▶ PROMPT: Retype the listing that follows, word for word.
[Start of Attachment]
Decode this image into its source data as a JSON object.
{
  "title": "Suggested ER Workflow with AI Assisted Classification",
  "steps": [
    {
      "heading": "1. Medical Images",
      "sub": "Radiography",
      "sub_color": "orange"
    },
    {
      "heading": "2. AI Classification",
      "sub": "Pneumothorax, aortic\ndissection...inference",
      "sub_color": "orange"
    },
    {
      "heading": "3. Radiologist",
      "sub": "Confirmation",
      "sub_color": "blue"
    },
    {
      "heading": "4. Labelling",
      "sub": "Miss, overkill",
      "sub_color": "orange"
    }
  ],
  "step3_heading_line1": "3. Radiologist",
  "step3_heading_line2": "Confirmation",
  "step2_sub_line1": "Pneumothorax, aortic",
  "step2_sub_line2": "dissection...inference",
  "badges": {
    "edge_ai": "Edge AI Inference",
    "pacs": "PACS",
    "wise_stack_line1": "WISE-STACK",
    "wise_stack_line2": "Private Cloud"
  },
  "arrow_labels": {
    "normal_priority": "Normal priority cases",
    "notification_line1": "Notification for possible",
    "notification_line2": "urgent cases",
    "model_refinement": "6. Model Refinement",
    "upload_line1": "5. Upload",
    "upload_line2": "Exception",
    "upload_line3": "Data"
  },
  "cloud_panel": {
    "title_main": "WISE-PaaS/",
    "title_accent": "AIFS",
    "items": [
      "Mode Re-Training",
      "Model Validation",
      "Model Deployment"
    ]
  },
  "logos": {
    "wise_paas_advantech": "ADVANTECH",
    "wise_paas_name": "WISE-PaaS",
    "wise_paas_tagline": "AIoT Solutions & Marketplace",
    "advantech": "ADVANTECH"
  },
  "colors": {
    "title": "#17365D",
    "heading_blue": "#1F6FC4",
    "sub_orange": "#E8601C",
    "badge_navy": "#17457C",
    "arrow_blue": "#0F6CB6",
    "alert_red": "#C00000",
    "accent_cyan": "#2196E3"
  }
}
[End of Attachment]
▶ SOLUTION TO THIS PROBLEM:
Decode this image into its source data as a JSON object.
{
  "title": "Suggested ER Workflow with AI Assisted Classification",
  "steps": [
    {
      "heading": "1. Medical Images",
      "sub": "Radiography",
      "sub_color": "orange"
    },
    {
      "heading": "2. AI Classification",
      "sub": "Pneumothorax, aortic\ndissection...inference",
      "sub_color": "orange"
    },
    {
      "heading": "3. Radiologist",
      "sub": "Confirmation",
      "sub_color": "blue"
    },
    {
      "heading": "4. Labelling",
      "sub": "Miss, overkill",
      "sub_color": "orange"
    }
  ],
  "step3_heading_line1": "3. Radiologist",
  "step3_heading_line2": "Confirmation",
  "step2_sub_line1": "Pneumothorax, aortic",
  "step2_sub_line2": "dissection...inference",
  "badges": {
    "edge_ai": "Edge AI Inference",
    "pacs": "PACS",
    "wise_stack_line1": "WISE-STACK",
    "wise_stack_line2": "Private Cloud"
  },
  "arrow_labels": {
    "normal_priority": "Normal priority cases",
    "notification_line1": "Notification for possible",
    "notification_line2": "urgent cases",
    "model_refinement": "6. Model Refinement",
    "upload_line1": "5. Upload",
    "upload_line2": "Exception",
    "upload_line3": "Data"
  },
  "cloud_panel": {
    "title_main": "WISE-PaaS/",
    "title_accent": "AIFS",
    "items": [
      "Mode Re-Training",
      "Model Validation",
      "Model Deployment"
    ]
  },
  "logos": {
    "wise_paas_advantech": "ADVANTECH",
    "wise_paas_name": "WISE-PaaS",
    "wise_paas_tagline": "AIoT Solutions & Marketplace",
    "advantech": "ADVANTECH"
  },
  "colors": {
    "title": "#17365D",
    "heading_blue": "#1F6FC4",
    "sub_orange": "#E8601C",
    "badge_navy": "#17457C",
    "arrow_blue": "#0F6CB6",
    "alert_red": "#C00000",
    "accent_cyan": "#2196E3"
  }
}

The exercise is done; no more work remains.